Document


Title

Reducing fire danger: is current policy on course? [including: a land use revolution; conservation use: a principle of sustainability; and fire control legacy
Document Type: Journal Article
Author(s): H. Brown
Publication Year: 2001

Cataloging Information

Keyword(s):
  • air quality
  • artificial regeneration
  • bibliographies
  • catastrophic fires
  • clearcutting
  • coniferous forests
  • conservation
  • ecosystem dynamics
  • education
  • erosion
  • fire control
  • fire exclusion
  • fire hazard reduction
  • fire intensity
  • fire management
  • fire regimes
  • fire suppression
  • forest management
  • forest products
  • fuel accumulation
  • fuel appraisal
  • fuel management
  • grasslands
  • grazing
  • histories
  • Idaho
  • land use
  • landscape ecology
  • livestock
  • logging
  • mining
  • multiple resource management
  • national forests
  • natural resource legislation
  • old growth forests
  • Oregon
  • Pinus ponderosa
  • Pseudotsuga menziesii
  • public information
  • range management
  • recreation
  • rivers
  • roads
  • runoff
  • season of fire
  • slash
  • Strix occidentalis
  • Tall Timbers Research Station
  • thinning
  • understory vegetation
  • US Forest Service
  • Washington
  • water quality
  • watershed management
  • wilderness fire management
  • wildfires
  • wildlife habitat management
Record Maintained By:
Record Last Modified: May 30, 2019
FRAMES Record Number: 40958
Tall Timbers Record Number: 15773
TTRS Location Status: In-file
TTRS Call Number: A13.32:61/4
TTRS Abstract Status: Fair use, Okay, Reproduced by permission

This bibliographic record was either created or modified by the Tall Timbers Research Station and Land Conservancy and is provided without charge to promote research and education in Fire Ecology. The E.V. Komarek Fire Ecology Database is the intellectual property of the Tall Timbers Research Station and Land Conservancy.

Description

From the text ... 'The goal is to restore healthy forest ecosystems, including historical fire regimes. ... For decades, the Forest Service treated all fire, regardless of type or site, as a threat to forest health.'
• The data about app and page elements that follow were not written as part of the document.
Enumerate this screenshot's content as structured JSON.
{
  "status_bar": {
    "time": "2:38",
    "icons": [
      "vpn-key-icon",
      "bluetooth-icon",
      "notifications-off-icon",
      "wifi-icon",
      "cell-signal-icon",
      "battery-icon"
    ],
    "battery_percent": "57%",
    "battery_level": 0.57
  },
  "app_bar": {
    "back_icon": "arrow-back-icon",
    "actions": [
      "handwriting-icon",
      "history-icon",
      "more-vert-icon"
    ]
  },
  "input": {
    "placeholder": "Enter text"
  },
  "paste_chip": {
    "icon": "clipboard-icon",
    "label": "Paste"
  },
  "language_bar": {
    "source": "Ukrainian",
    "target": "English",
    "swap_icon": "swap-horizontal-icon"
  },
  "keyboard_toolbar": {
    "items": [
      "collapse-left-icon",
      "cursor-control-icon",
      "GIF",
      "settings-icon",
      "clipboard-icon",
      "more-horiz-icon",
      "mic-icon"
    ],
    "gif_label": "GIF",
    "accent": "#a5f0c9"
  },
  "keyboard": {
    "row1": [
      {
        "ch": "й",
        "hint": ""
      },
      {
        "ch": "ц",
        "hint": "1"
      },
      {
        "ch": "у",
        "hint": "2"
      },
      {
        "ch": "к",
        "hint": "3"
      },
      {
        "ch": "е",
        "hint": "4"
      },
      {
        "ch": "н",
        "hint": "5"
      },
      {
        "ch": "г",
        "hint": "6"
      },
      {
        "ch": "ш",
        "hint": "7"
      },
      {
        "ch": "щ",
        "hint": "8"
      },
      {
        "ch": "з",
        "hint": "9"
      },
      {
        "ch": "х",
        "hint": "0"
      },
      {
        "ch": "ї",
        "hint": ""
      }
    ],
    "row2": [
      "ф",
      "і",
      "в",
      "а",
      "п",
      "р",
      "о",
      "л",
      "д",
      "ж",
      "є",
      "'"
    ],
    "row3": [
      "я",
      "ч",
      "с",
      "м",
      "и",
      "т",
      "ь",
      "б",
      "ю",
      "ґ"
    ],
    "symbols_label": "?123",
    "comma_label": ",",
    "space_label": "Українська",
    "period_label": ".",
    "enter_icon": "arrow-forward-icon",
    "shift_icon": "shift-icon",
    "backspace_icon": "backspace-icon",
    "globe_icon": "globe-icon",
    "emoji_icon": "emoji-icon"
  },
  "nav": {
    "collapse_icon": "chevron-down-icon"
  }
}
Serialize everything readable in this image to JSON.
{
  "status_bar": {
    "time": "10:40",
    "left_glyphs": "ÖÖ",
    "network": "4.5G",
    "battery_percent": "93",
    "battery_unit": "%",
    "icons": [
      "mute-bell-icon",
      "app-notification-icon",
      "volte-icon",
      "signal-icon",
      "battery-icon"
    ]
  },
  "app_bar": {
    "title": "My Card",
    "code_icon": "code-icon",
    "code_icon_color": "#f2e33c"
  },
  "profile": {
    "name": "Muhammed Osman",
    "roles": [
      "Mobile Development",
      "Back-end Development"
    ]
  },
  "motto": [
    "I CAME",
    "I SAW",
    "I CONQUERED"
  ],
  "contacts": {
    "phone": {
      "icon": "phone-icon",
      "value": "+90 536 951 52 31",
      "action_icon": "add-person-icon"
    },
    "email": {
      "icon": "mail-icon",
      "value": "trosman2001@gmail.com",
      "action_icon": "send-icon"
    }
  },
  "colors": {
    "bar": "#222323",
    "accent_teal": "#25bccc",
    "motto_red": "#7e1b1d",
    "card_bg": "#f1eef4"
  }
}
Online Link(s):
Citation:
Brown, H. 2001. Reducing fire danger: is current policy on course? [including: a land use revolution; conservation use: a principle of sustainability; and fire control legacy. Fire Management Today, v. 61, no. 4, p. 18-25.